Everyone had reservations when it was announced Peter Jackson would be splitting up “The Hobbit” into a trilogy. Do we really need three separate movies? Can’t this 300-page book be done in one movie? Isn’t this just a ploy to milk a franchise and make an extra couple billion dollars? When “An Unexpected Journey” finally came out last December, we all found that these initial concerns were pretty much spot-on.
“An Unexpected Journey” was a perfectly solid return to Middle-earth with some great set pieces and plenty of atmosphere. But the story was more dragged out than the past three seasons of “Revenge.” That’s pretty much the same case with “The Hobbit: The Desolation of Smaug.” The awesome moments do make the movie worthwhile. Still, it’d be nice to simply see all three “Hobbit” movies edited down to a solitary three-hour epic.
Martin Freeman continues to come into his own as Bilbo Baggins, who has gotten much more confident after finding a mysterious ring. How much do you want to bet that’s going to come into play later? By Bilbo’s side are Ian McKellen’s Gandalf and thirteen dwarves who only diehard fanboys can remember by name. The original fellowship is still on their quest to the Lonely Mountain to face the dreaded dragon known as Smaug. Along the way, they encounter a number of cool new characters, including Lee Pace as the firm Elvenking and Luke Evans as a skillful bowman named Bard.

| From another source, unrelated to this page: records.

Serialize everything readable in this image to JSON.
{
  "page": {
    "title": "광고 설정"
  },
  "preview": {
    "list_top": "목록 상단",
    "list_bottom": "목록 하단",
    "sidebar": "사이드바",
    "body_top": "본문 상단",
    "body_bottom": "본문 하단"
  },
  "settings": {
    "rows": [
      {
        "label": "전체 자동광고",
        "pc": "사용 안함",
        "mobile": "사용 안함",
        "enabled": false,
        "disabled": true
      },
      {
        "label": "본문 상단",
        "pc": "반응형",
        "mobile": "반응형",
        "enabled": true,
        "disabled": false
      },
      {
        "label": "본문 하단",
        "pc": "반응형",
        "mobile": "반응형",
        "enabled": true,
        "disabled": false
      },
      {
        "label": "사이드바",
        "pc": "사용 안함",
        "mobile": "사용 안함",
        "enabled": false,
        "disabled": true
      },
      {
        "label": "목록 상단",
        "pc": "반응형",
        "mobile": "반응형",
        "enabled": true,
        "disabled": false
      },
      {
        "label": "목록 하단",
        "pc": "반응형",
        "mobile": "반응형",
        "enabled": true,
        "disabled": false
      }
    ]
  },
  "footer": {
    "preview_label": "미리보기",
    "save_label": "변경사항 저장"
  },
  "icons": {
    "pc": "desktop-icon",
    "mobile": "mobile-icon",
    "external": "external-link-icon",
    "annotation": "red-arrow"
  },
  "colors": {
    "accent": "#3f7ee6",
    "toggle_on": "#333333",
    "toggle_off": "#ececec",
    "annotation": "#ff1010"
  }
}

The real stars of this “Hobbit” movie, however, are the visuals. As one would expect, the effects are nothing short of phenomenal and make leeway for several jaw dropping action sequences. The best include an escape from the elf-king’s halls via barrels and an encounter with a nest of giant spiders. It does get kind of silly when the spiders actually start talking, but not nearly as ridiculous as when the CGI wolves talked in “Twilight.”
Then there’s Smaug himself, who finally immerges from his giant pile of gold coins. What can be said about him other than that he’s the single most impressive giant dragon in the history of cinema. Big, bad, fiery, sophisticated, and supplied with the deep voice of Benedict Cumberbatch, Smaug makes King Kong and the T-Rex in “Jurassic Park” look like noobs. One can only hope that the dragons on “Game of Thrones” grow up to be so badass. Smaug all but steels the show…too bad the climatic confrontation with him goes on way too long and we still have one more movie to go.
Again, that’s the major problem with doing “The Hobbit” as a trilogy. Where “The Lord of the Rings” was perfectly paced for the most part, the good stuff in “The Hobbit” all overstays its welcome. Then in between that drawn-out good stuff, we have to put up with a ton of filler. A key example in “The Desolation of Smaug” is a subplot involving good old Legolas, played once again by Orlando Bloom. Here, he’s caught in an underdeveloped love triangle with a female elf named Tauriel (Evangeline Lilly) and a dwarf named Kili (Aidan Turner). None of this was in the book, which would be fine if it added new dimensions to the story. Instead, it feels more like fan fiction that was tacked on to prolong matters even more.
If Jackson wanted to take liberties and expand upon the Tolkein universe, why not give the thirteen dwarves more distinctive personalities? Even in the original book, they were pretty much interchangeable. You’d think over the course of two movies, Jackson and company would have some fun in giving these guys more character to work with. So far, though, the only one we’ve really gotten to know is Richard Armitage as the fearless leader Thorin. As a result, our heroes never resonate with the audience like the characters in “The Lord of the Rings.”
“The Hobbit” is unlikely to go down as a classic film trilogy like its Oscar-winning predecessor. As far as prequels go, however, “The Desolation of Smaug” and “An Unexpected Journey” are at least satisfying. Both films have exceptional action, dedicated performances, creative monsters, gorgeous art direction, and even some refreshing subtle moments. Those that want to go deeper into Middle-earth are going to get what they want on the whole. It’s just too bad that there’s obviously inspiration here for a truly great “Hobbit” movie, but not three great “Hobbit” movies.
Nick Spake is a college student at Arizona State University. He has been working as a film critic for the past seven years, reviewing movies on his website, NICKPICKSFLICKS.com. Reach the reporter at email@example.com